The Cameron Peak wildfire started on August 13, 2020, in Larimer County west of Fort Collins, Colorado. On December 2, 2020, the United States Forest Service declared the fire 100% contained. In the 112 days it burned, the fire became the largest wildfire in Colorado history, burning a total of 208,913 acres while damaging or destroying 468 structures. According to a Larimer County assessor’s report published in January 2021, the monetary loss due to the fire was estimated to be just over USD 6.3 million.
The nature and operating characteristics of dual-polarization radars make them especially capable of detecting smoke and ash in a variety of conditions, from clear to cloudy skies, calm to windy conditions, dry to wet, and during the day or at night.
Data collected of the Cameron Peak wildfire and surrounding precipitation from August 14 through August 15, 2020, by a Vaisala WRM200 C-band dual-polarization weather radar. The left panel shows reflectivity, the center panel shows the cross-correlation ratio (or correlation coefficient) between the horizontally and vertically polarized signals, and the right panel shows the classification of the hydrometeors using Vaisala’s HydroClass.
The data presented show the benefit of a weather radar with dual-polarization capability. Although the reflectivity values created by the wildfire smoke and ash are similar to those produced by precipitation, the correlation coefficient provides clear differentiation between the two types of particles. Reflectivity measures the density of particles in the atmosphere. This directly translates to the strength of precipitation and also the thickness of smoke and ash. Correlation coefficient measures the uniformity of the shape of particles in the atmosphere. Falling raindrops are oblate in shape and much more uniform than smoke and ash, which are random in shape and orientation as they fall or drift through the atmosphere. This difference is clearly seen in the correlation coefficient data, where the correlation coefficient values of smoke and ash are systematically lower than those of precipitation. This allows for reliable type discrimination between wildfire smoke and ash and precipitation. Vaisala’s HydroClass uses the correlation coefficient when determining the type of hydrometeor being observed.
These radar observations of wildfire smoke and ash also show the potential for emergency managers, firefighters, pilots of firefighting planes, and residents in nearby areas to have new information about wildfire initiation and behavior, possibly also resulting in improved firefighting and evacuation actions. More specifically, these data could possibly be used in the following ways:

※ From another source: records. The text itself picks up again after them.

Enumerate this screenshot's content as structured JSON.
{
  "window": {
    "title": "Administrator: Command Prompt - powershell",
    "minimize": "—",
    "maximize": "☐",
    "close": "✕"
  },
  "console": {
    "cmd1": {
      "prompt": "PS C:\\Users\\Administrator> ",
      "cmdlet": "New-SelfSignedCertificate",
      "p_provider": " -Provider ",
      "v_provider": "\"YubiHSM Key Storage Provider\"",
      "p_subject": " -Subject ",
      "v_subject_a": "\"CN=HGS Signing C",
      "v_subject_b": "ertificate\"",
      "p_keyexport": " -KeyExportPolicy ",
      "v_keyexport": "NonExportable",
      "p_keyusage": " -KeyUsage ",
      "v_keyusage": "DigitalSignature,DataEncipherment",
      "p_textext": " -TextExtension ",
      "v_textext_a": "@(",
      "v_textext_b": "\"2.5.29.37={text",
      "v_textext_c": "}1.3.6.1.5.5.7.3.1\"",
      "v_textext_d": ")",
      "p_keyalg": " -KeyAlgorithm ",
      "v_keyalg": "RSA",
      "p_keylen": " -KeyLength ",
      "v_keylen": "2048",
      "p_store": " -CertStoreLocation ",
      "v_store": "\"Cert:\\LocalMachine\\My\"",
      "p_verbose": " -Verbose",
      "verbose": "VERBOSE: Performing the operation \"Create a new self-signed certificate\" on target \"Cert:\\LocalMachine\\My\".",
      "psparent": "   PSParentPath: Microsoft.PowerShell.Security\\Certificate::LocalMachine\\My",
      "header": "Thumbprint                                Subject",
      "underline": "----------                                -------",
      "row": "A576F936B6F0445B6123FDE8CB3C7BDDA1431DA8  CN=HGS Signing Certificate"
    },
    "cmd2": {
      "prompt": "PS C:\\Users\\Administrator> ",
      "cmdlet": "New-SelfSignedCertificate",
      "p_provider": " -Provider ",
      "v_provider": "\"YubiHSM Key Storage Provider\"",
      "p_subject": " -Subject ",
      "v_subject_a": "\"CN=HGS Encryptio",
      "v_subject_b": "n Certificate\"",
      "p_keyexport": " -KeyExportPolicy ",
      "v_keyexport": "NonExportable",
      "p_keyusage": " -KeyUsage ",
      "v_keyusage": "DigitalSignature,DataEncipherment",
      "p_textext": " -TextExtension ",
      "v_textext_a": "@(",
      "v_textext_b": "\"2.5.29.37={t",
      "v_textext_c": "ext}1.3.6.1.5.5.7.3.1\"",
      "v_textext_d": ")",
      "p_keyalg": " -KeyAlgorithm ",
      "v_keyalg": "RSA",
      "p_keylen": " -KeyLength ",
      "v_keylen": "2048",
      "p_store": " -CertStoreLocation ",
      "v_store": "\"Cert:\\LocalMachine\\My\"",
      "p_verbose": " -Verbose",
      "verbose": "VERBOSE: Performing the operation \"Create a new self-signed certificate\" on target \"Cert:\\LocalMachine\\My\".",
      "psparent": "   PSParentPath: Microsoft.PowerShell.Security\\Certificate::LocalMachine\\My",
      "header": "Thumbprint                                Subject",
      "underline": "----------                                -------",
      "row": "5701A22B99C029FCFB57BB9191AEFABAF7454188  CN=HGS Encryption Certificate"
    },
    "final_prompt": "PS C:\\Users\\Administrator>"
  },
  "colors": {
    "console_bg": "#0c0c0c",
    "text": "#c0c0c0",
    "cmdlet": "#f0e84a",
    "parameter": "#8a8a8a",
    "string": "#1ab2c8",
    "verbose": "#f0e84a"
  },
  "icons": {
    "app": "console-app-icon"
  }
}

Future studies can be applied to other locations and weather radars, and eventually radar-assisted monitoring of wildfire smoke and ash could potentially save lives and property during future wildfires around the world.
Read more about the topic in the article by Evan Ruzanski in the spring 2021 issue of the Meteorology Technology International magazine.
Image: Cameron Peak wildfire from Lake Loveland, CO, USA by Starry Eyed Creative / Shutterstock.